From the hotel we head north up Henry Hudson Parkway through the entire Riverside Park to Harlem. Located nearly 40 blocks north of Central Park is the building that houses the National Dance Institute (NDI), which alone takes up almost half the block. Its founder, Jacques d’Amboise, is now 82, but still energetically and enthusiastically narrates stories from his 33 years as a professional dancer.
He and Joachim Król look at a scene from the film adaptation of the musical “Carousel”: Billy Bigelow, the American Liliom, returns to Earth 16 years after his suicide and watches his daughter Louise dance carefree with a fairground boy who resembles the carousel barker Billy Bigelow. This scene is danced in an inimitable style by Jacques d’Amboise, who still remembers the shooting as if it were yesterday, even though more than 60 years have passed since then. Król and d’Amboise talk about books, poems, and songs and even sing “You’ll never walk alone” together. “That was quite a remarkable visit full of anecdotes and stories,” Król concluded.
D’Amboise discovered dancing after once being forced by his mother to accompany his sister to a dance class, where he joined in—the start of an unparalleled career. The U.S. ballet dancer became a member of the New York City Ballet at the tender age of 15 and a solo dancer two years later. To give children from all social strata an understanding of dancing, in 1976 he founded the NDI, which offers free dance lessons at state schools, many of which are in low-income problem areas. D’Amboise believes that dancing is the most accessible form of art, because all that is needed is the human body, which one moves in time to the music.

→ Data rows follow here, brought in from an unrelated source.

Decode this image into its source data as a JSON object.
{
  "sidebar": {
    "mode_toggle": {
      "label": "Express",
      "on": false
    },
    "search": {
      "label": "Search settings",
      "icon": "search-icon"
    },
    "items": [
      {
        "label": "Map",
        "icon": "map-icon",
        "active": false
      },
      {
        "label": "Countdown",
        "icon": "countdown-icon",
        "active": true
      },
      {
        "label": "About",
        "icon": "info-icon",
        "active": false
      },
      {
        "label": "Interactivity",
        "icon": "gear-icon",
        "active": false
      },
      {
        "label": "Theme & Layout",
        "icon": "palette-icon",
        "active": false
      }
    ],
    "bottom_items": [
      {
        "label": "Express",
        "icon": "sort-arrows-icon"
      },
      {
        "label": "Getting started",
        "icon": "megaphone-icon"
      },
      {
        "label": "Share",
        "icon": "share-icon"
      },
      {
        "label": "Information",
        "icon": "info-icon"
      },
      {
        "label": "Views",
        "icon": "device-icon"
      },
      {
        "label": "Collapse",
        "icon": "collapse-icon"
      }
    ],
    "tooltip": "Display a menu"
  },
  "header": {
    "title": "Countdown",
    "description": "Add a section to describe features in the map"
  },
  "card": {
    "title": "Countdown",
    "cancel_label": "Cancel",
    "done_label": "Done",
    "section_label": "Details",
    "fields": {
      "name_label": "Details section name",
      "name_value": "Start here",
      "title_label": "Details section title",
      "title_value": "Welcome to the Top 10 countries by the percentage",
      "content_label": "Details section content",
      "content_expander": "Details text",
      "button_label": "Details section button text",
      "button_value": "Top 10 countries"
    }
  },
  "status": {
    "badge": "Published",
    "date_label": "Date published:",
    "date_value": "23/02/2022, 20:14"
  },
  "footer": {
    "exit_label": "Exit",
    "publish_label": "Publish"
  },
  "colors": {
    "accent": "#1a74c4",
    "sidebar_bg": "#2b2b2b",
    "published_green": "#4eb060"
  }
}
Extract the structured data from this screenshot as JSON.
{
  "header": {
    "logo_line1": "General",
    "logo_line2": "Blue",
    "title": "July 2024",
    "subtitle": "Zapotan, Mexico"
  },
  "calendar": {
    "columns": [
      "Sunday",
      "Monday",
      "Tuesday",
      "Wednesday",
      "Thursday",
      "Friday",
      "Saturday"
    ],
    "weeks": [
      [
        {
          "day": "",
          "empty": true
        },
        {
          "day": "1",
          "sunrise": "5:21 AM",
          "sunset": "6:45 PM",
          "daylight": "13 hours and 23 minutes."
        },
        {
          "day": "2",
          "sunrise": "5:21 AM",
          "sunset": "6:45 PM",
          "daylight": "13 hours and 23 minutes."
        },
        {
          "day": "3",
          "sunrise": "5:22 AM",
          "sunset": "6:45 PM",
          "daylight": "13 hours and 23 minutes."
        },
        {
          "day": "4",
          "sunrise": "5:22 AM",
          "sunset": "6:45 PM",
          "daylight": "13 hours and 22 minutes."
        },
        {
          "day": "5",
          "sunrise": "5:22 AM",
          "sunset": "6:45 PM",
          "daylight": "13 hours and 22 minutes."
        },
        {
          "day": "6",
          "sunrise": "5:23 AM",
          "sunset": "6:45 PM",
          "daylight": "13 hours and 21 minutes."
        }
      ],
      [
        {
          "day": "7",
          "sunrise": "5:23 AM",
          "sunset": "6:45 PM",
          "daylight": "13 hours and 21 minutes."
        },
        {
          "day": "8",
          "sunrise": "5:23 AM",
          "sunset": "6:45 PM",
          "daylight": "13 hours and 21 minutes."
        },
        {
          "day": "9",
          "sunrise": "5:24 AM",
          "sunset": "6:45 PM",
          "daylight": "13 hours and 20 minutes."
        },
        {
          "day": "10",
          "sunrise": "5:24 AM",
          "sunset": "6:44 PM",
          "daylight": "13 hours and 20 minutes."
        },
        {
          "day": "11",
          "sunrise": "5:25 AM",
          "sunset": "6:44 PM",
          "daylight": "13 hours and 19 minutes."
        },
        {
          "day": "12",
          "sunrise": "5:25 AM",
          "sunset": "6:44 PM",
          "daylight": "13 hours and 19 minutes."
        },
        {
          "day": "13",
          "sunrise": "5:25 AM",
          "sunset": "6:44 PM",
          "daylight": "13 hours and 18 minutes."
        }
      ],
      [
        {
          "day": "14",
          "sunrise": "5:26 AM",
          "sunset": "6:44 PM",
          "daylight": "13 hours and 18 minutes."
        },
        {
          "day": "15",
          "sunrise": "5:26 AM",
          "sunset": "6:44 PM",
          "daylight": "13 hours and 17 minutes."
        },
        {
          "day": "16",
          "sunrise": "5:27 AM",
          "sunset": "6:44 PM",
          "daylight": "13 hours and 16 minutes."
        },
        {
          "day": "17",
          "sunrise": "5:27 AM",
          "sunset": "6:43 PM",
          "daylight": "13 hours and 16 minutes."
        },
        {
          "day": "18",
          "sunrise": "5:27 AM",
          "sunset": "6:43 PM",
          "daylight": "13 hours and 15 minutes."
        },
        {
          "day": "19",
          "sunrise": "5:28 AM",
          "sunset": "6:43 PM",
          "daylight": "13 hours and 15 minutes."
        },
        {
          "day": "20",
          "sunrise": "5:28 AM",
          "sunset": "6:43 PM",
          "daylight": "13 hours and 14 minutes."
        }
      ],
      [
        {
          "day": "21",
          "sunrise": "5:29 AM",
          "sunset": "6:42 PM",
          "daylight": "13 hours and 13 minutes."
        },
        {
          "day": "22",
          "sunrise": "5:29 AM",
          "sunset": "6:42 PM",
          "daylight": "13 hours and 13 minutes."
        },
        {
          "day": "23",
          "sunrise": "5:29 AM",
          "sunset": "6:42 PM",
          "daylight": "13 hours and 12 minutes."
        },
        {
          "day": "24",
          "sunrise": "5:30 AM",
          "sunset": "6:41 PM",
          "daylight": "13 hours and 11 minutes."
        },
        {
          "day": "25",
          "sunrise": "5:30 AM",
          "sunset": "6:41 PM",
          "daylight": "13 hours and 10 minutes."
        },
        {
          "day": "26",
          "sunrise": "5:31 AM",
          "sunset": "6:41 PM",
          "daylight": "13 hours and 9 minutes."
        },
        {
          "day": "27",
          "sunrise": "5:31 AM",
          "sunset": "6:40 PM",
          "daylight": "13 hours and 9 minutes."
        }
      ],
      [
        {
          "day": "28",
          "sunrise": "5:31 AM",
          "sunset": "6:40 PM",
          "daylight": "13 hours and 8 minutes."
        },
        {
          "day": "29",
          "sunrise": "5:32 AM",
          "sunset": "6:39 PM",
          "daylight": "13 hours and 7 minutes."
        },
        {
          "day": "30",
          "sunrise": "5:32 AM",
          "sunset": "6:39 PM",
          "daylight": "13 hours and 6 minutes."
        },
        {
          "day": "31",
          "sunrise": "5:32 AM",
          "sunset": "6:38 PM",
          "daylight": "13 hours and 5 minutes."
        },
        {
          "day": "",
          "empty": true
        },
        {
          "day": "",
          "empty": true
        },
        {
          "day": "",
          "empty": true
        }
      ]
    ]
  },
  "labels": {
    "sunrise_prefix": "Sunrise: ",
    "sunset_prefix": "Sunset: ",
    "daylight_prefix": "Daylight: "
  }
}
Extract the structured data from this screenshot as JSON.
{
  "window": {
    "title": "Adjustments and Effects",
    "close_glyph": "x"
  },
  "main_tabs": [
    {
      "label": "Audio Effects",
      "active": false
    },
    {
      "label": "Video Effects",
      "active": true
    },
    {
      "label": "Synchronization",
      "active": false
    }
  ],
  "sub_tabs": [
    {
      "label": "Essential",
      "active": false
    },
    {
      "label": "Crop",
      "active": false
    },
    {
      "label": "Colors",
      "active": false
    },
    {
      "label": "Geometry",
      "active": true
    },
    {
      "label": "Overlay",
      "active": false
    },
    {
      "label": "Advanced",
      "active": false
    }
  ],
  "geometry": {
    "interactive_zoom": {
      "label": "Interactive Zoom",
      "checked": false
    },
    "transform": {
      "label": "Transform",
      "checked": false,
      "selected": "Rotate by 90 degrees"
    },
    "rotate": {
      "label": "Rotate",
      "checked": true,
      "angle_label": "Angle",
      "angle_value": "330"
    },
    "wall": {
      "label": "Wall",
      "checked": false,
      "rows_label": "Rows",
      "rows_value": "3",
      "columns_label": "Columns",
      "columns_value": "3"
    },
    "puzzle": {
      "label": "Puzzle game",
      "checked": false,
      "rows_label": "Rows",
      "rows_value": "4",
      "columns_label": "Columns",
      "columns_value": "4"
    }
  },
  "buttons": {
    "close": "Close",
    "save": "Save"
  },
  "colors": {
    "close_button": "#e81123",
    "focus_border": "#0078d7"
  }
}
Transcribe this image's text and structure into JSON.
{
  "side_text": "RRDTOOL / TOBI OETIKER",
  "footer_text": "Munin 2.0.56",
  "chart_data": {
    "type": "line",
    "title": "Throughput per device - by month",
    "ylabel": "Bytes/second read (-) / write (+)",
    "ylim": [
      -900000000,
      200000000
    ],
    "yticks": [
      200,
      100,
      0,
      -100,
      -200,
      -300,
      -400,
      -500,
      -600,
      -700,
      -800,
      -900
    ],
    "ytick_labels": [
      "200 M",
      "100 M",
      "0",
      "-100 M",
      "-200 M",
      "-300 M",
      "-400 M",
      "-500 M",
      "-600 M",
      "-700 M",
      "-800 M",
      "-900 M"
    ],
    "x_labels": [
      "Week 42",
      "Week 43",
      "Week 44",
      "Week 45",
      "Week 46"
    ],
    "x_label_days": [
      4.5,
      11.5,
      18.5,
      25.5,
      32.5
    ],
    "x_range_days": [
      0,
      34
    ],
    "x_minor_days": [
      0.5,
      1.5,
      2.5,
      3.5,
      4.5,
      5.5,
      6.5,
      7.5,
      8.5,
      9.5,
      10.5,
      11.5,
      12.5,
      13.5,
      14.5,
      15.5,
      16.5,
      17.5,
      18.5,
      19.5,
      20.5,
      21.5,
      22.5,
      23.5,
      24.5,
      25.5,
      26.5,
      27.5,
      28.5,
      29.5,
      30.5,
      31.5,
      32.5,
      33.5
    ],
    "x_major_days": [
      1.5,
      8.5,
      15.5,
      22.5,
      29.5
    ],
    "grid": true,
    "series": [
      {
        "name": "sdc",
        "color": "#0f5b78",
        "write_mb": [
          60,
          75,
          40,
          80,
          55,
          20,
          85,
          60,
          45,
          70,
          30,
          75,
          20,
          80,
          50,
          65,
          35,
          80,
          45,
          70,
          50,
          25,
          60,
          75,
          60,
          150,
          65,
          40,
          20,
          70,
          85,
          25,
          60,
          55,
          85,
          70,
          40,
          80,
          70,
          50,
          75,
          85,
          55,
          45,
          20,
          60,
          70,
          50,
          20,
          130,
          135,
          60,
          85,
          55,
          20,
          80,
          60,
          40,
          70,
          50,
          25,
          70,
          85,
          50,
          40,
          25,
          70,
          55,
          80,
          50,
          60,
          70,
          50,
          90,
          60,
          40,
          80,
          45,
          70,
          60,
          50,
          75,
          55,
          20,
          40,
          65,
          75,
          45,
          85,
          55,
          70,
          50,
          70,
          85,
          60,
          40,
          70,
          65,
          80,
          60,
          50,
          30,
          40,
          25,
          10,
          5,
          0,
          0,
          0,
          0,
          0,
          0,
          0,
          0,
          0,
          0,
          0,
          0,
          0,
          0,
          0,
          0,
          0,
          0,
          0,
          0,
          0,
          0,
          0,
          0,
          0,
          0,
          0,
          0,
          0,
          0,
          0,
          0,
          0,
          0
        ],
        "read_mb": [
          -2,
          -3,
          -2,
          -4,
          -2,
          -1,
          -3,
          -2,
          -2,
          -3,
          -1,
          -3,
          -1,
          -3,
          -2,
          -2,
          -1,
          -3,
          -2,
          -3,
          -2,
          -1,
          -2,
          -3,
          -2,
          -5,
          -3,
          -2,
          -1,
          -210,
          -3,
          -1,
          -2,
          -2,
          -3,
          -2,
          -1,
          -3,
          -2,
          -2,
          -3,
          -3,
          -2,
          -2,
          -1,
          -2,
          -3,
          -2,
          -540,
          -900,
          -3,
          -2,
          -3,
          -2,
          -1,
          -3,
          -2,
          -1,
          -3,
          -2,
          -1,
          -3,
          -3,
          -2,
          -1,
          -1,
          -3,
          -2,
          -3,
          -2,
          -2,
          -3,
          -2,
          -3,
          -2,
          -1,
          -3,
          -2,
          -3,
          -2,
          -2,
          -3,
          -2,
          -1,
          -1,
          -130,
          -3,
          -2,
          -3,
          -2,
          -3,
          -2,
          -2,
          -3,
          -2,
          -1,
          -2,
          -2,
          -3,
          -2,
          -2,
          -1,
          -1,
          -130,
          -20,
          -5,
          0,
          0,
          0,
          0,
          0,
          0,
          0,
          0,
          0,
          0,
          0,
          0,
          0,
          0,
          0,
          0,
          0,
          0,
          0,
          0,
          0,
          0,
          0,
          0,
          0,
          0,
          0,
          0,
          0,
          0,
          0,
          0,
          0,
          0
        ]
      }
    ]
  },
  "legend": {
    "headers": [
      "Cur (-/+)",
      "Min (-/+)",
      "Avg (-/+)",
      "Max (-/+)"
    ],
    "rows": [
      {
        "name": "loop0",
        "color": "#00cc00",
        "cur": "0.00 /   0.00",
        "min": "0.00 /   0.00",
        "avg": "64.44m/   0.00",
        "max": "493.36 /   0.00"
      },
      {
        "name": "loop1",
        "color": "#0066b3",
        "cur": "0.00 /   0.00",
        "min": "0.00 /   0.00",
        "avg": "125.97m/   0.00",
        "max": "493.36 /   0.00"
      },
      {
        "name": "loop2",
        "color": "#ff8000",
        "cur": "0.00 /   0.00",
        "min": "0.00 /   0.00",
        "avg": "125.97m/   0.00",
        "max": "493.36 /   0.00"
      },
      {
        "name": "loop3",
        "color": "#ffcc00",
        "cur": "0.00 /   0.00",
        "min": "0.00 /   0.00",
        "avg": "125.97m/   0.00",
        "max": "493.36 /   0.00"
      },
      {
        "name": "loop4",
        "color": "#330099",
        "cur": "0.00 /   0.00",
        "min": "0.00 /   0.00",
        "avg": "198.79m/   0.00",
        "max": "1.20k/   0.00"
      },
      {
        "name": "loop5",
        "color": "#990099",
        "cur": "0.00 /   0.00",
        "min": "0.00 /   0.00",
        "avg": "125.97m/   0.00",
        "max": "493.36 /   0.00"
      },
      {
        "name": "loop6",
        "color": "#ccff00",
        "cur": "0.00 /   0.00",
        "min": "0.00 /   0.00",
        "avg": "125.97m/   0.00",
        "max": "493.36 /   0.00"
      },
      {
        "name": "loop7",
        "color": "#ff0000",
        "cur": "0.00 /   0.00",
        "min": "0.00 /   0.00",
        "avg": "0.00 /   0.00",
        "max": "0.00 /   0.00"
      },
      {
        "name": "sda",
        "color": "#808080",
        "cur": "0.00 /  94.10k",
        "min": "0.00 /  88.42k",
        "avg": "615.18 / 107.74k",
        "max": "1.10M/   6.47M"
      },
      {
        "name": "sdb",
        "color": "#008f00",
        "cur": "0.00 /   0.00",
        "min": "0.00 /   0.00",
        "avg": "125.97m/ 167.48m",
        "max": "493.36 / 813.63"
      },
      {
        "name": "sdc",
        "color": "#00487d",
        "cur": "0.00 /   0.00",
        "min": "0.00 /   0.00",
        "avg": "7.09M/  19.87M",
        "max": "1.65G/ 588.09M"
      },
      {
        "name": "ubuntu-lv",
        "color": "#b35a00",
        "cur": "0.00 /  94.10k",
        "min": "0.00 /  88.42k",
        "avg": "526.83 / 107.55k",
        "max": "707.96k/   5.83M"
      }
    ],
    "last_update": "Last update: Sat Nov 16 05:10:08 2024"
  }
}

In the large ballroom in the basement of the building, we are given the opportunity to watch some of his protégés doing freestyle jazz. While the main focus of the classes is on enjoying dance, many students put a lot of work in and want to make progress. Most of all, the feeling that dancing creates in the body increases children’ self-confidence and gives them an understanding of the principles of creativity and performance, d’Amboise says: “They learn that they can achieve something and believe in themselves.”